As people move around the globe like never before, there are unprecedented opportunities to share the Gospel. Many new immigrants to the West are from Buddhist, Muslim, Hindu, and other non-Christian backgrounds. Some of them speak English well. Some don’t. How will they hear the Gospel?
One solution is diaspora ministry. The term “diaspora” is used by many missionaries to refer to people from traditional missionary-receiving nations who now live in traditional missionary-sending nations. So that means reaching out to Thai people in Sydney, and Chinese in Munich. Missionaries working in diaspora ministries are often those who had been “out there” on the mission field, working with XYZ people group, but have had to return to their home country. They still have a burden to see XYZ people know Christ, so they do diaspora ministry to reach out to XYZ people living in their home country. But, as you might imagine, the problem is that there are not enough diaspora workers to go around.
And that is where average Joe Christian comes in. Joe lives in Anytown, USA and the extent of his cross-cultural experience was his high school Spanish class. But he loves God, loves his family, and loves his church. And he wants others to love God, including that Thai family who just moved in across the street. They speak English decently but there are still gaps in their communication. Small talk is easy enough but spiritual topics are more difficult. He thinks to himself, “I wonder if I could get them a Thai Bible someplace?” His wife asks, “Why don’t you Google it?”
And that’s where I come in. In the last couple of years, since I started blogging more seriously about missions and Thailand, I have begun to get emails from folks like Joe.
A woman from Texas wrote:
“We have a Thai girl living with us as an exchange student and I want to get her an easier-to-read Thai Bible. She has a Thai Bible already but says the language is old and hard to understand. Do you know where I can get one?”
A couple from the Southern U.S. wrote:
“We have some Thai neighbors that we want to share the Gospel with and would love to get some Thai tracts. Where can we find some?”
A pastor from the Netherlands wrote:
“A man in my congregation is married to a Thai woman, and I have been teaching her the Bible in English. She likes learning about the Bible but is not yet a Christian. She’ll be going back to Thailand to visit family for a couple of weeks and I want to recommend a Thai church that she can go to so that she can hear the Gospel in her own language. Do you know of a church in the area that she’s going to?”
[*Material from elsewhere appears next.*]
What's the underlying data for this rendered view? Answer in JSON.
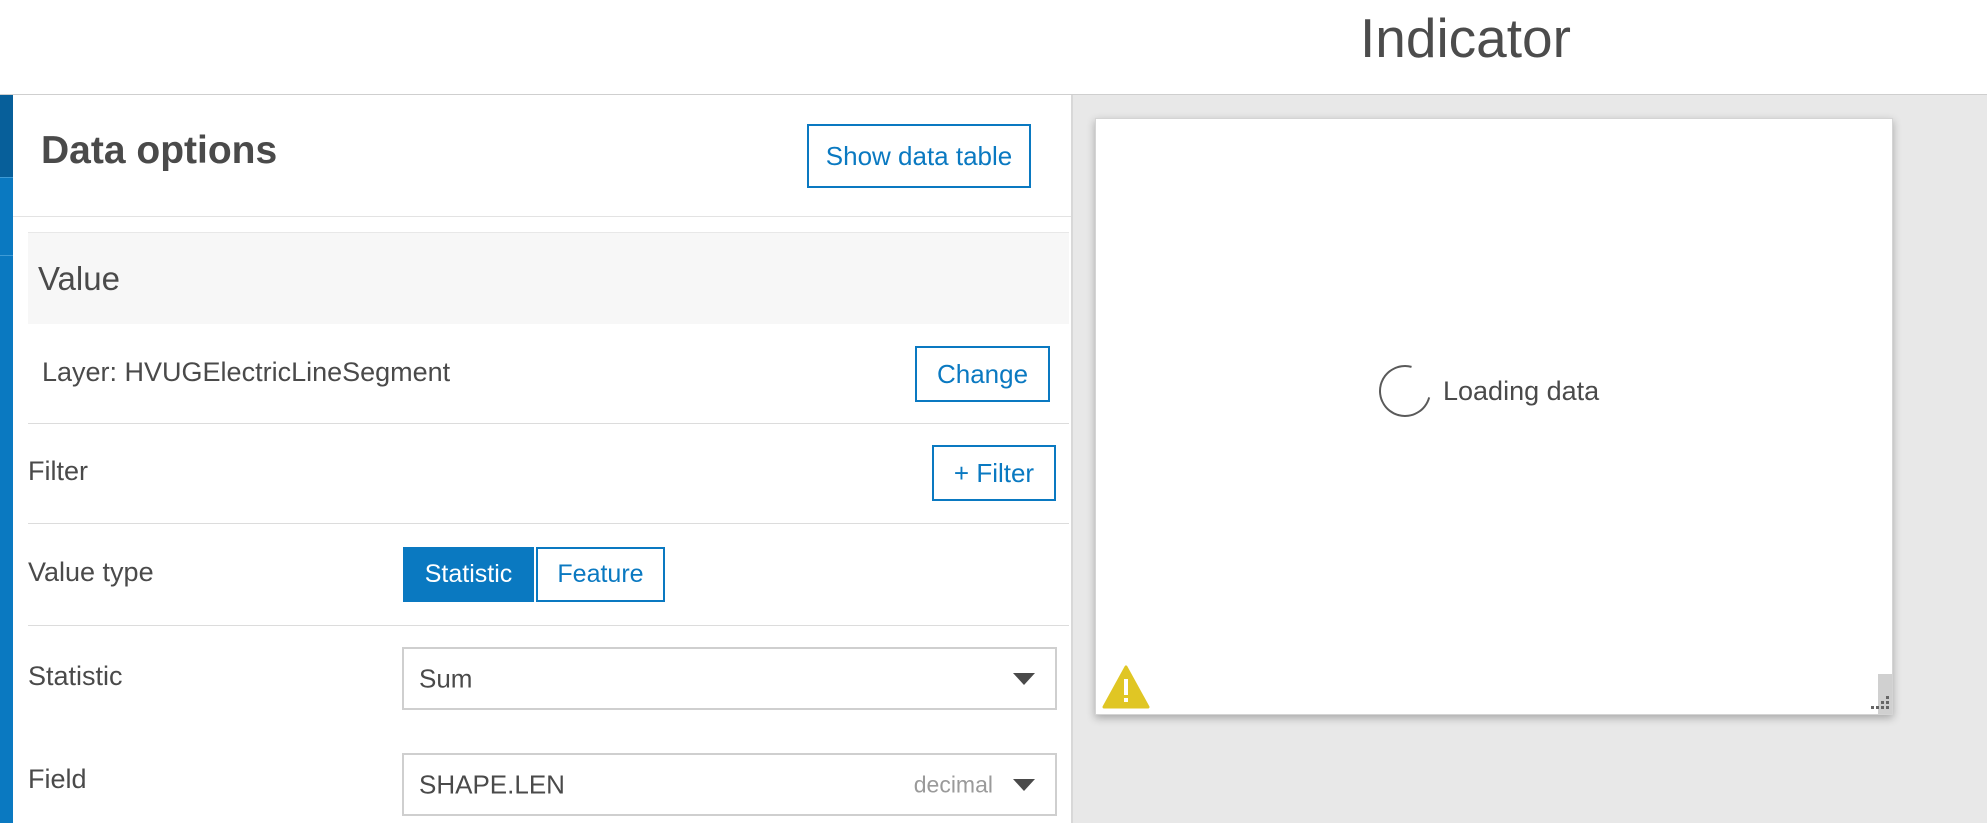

Why were these people writing to me? Because they had done an online search to get an answer to their question and had stumbled upon my website. As I continued to get such emails, I got to thinking, “How many non-Thai people out there are looking for Thai Bibles and other resources to share the Gospel with their Thai neighbors? How will they find them?”
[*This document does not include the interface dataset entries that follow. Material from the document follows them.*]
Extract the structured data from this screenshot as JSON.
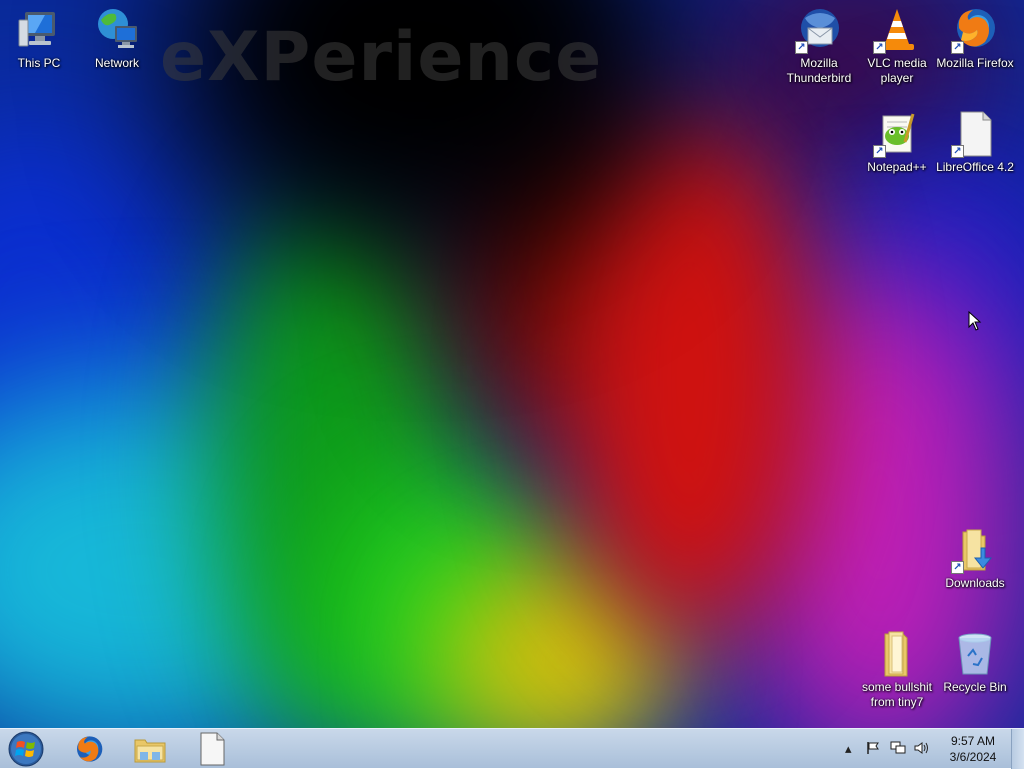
{
  "desktop": {
    "watermark": "eXPerience",
    "icons": [
      {
        "label": "This PC",
        "icon": "computer-icon"
      },
      {
        "label": "Network",
        "icon": "network-icon"
      },
      {
        "label": "Mozilla Thunderbird",
        "icon": "thunderbird-icon",
        "shortcut": true
      },
      {
        "label": "VLC media player",
        "icon": "vlc-icon",
        "shortcut": true
      },
      {
        "label": "Mozilla Firefox",
        "icon": "firefox-icon",
        "shortcut": true
      },
      {
        "label": "Notepad++",
        "icon": "notepadpp-icon",
        "shortcut": true
      },
      {
        "label": "LibreOffice 4.2",
        "icon": "libreoffice-icon",
        "shortcut": true
      },
      {
        "label": "Downloads",
        "icon": "downloads-folder-icon",
        "shortcut": true
      },
      {
        "label": "some bullshit from tiny7",
        "icon": "folder-icon"
      },
      {
        "label": "Recycle Bin",
        "icon": "recycle-bin-icon"
      }
    ]
  },
  "taskbar": {
    "start_icon": "windows-orb-icon",
    "pinned": [
      {
        "name": "Mozilla Firefox",
        "icon": "firefox-icon"
      },
      {
        "name": "File Explorer",
        "icon": "file-explorer-icon"
      },
      {
        "name": "LibreOffice",
        "icon": "libreoffice-icon"
      }
    ],
    "tray_icons": [
      "show-hidden-icons-arrow",
      "action-center-flag-icon",
      "network-tray-icon",
      "volume-icon"
    ],
    "clock": {
      "time": "9:57 AM",
      "date": "3/6/2024"
    }
  }
}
So I started to write some articles and post them on my website.
For those looking for a Thai Bible, I wrote “A Brief Survey of Thai Bible Translations” and “Where can I buy a Thai Bible?”
For those looking for tracts and other Christian literature, I wrote up a list of my top picks for “Thai Gospel Tracts” and “Where can I buy Reformed literature in Thai?”
For those with Thai friends headed back to Thailand, I wrote “Finding a Church in Thailand”
In an age of digital communication, there is a tremendous opportunity for missionaries to help people in their home countries reach out to the same people that they are reaching out to on the mission field. One of the ways that missionaries can do this is posting online articles that point people to the resources that they need. For major world languages like Spanish, French, Chinese, or Japanese, there are a lot of resources online already. But where are you going to get a Bible in Pwo Karen or a Gospel tract in Amharic?
Missionaries are uniquely situated to stand in the gap, pointing folks back home to resources that would otherwise be impossible to locate - hidden away on a foreign language website, or not online at all. It doesn’t take a lot of web savvy to step up to the task. With user-friendly blogging sites like Blogger and Wordpress, anyone who can handle email can write a blog with useful articles that can be found by a search engine.
Gospel resources to meet the challenge of the global diaspora are out there.
But can they be found by the people who need them?